Every record below must come back exactly as given.

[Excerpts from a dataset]
[Start of Attachment]
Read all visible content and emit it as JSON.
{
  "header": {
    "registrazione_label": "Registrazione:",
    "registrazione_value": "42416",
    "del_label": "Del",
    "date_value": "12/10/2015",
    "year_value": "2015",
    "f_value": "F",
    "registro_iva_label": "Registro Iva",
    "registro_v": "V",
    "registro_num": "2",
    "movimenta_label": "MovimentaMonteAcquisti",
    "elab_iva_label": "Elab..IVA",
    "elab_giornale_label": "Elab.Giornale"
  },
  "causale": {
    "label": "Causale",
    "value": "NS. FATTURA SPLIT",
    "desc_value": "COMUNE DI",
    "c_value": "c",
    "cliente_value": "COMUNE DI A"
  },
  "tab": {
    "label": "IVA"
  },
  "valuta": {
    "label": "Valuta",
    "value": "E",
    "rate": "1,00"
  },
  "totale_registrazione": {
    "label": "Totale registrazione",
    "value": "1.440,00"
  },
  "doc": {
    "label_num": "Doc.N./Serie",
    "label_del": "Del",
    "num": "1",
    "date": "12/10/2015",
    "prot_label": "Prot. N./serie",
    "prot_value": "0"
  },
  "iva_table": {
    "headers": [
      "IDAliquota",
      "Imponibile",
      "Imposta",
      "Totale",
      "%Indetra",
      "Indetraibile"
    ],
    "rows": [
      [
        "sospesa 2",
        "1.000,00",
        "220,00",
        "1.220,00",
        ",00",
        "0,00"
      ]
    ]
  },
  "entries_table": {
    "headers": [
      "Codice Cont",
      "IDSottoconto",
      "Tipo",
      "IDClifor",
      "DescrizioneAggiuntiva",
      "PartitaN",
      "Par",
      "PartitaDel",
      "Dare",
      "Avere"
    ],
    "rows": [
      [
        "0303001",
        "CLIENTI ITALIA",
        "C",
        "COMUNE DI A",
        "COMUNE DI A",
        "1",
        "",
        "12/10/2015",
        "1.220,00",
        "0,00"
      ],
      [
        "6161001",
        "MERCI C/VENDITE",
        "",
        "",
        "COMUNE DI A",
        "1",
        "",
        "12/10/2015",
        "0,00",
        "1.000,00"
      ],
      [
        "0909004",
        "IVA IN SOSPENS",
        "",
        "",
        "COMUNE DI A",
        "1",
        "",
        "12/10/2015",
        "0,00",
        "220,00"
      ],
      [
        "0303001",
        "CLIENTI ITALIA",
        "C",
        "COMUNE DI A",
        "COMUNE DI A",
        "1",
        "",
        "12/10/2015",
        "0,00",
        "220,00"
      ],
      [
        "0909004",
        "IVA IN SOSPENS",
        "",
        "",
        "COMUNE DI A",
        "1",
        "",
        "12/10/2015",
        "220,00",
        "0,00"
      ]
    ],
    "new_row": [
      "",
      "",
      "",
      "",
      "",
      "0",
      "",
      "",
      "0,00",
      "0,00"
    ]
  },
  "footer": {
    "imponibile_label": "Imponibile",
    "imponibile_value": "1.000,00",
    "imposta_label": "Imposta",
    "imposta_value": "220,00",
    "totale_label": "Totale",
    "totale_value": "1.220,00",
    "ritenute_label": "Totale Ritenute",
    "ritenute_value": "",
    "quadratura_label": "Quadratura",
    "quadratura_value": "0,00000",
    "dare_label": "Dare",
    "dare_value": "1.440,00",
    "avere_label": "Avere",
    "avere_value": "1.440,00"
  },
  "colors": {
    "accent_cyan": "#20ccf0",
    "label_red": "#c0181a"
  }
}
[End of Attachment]
● **EXPECTED ANSWER**:
Read all visible content and emit it as JSON.
{
  "header": {
    "registrazione_label": "Registrazione:",
    "registrazione_value": "42416",
    "del_label": "Del",
    "date_value": "12/10/2015",
    "year_value": "2015",
    "f_value": "F",
    "registro_iva_label": "Registro Iva",
    "registro_v": "V",
    "registro_num": "2",
    "movimenta_label": "MovimentaMonteAcquisti",
    "elab_iva_label": "Elab..IVA",
    "elab_giornale_label": "Elab.Giornale"
  },
  "causale": {
    "label": "Causale",
    "value": "NS. FATTURA SPLIT",
    "desc_value": "COMUNE DI",
    "c_value": "c",
    "cliente_value": "COMUNE DI A"
  },
  "tab": {
    "label": "IVA"
  },
  "valuta": {
    "label": "Valuta",
    "value": "E",
    "rate": "1,00"
  },
  "totale_registrazione": {
    "label": "Totale registrazione",
    "value": "1.440,00"
  },
  "doc": {
    "label_num": "Doc.N./Serie",
    "label_del": "Del",
    "num": "1",
    "date": "12/10/2015",
    "prot_label": "Prot. N./serie",
    "prot_value": "0"
  },
  "iva_table": {
    "headers": [
      "IDAliquota",
      "Imponibile",
      "Imposta",
      "Totale",
      "%Indetra",
      "Indetraibile"
    ],
    "rows": [
      [
        "sospesa 2",
        "1.000,00",
        "220,00",
        "1.220,00",
        ",00",
        "0,00"
      ]
    ]
  },
  "entries_table": {
    "headers": [
      "Codice Cont",
      "IDSottoconto",
      "Tipo",
      "IDClifor",
      "DescrizioneAggiuntiva",
      "PartitaN",
      "Par",
      "PartitaDel",
      "Dare",
      "Avere"
    ],
    "rows": [
      [
        "0303001",
        "CLIENTI ITALIA",
        "C",
        "COMUNE DI A",
        "COMUNE DI A",
        "1",
        "",
        "12/10/2015",
        "1.220,00",
        "0,00"
      ],
      [
        "6161001",
        "MERCI C/VENDITE",
        "",
        "",
        "COMUNE DI A",
        "1",
        "",
        "12/10/2015",
        "0,00",
        "1.000,00"
      ],
      [
        "0909004",
        "IVA IN SOSPENS",
        "",
        "",
        "COMUNE DI A",
        "1",
        "",
        "12/10/2015",
        "0,00",
        "220,00"
      ],
      [
        "0303001",
        "CLIENTI ITALIA",
        "C",
        "COMUNE DI A",
        "COMUNE DI A",
        "1",
        "",
        "12/10/2015",
        "0,00",
        "220,00"
      ],
      [
        "0909004",
        "IVA IN SOSPENS",
        "",
        "",
        "COMUNE DI A",
        "1",
        "",
        "12/10/2015",
        "220,00",
        "0,00"
      ]
    ],
    "new_row": [
      "",
      "",
      "",
      "",
      "",
      "0",
      "",
      "",
      "0,00",
      "0,00"
    ]
  },
  "footer": {
    "imponibile_label": "Imponibile",
    "imponibile_value": "1.000,00",
    "imposta_label": "Imposta",
    "imposta_value": "220,00",
    "totale_label": "Totale",
    "totale_value": "1.220,00",
    "ritenute_label": "Totale Ritenute",
    "ritenute_value": "",
    "quadratura_label": "Quadratura",
    "quadratura_value": "0,00000",
    "dare_label": "Dare",
    "dare_value": "1.440,00",
    "avere_label": "Avere",
    "avere_value": "1.440,00"
  },
  "colors": {
    "accent_cyan": "#20ccf0",
    "label_red": "#c0181a"
  }
}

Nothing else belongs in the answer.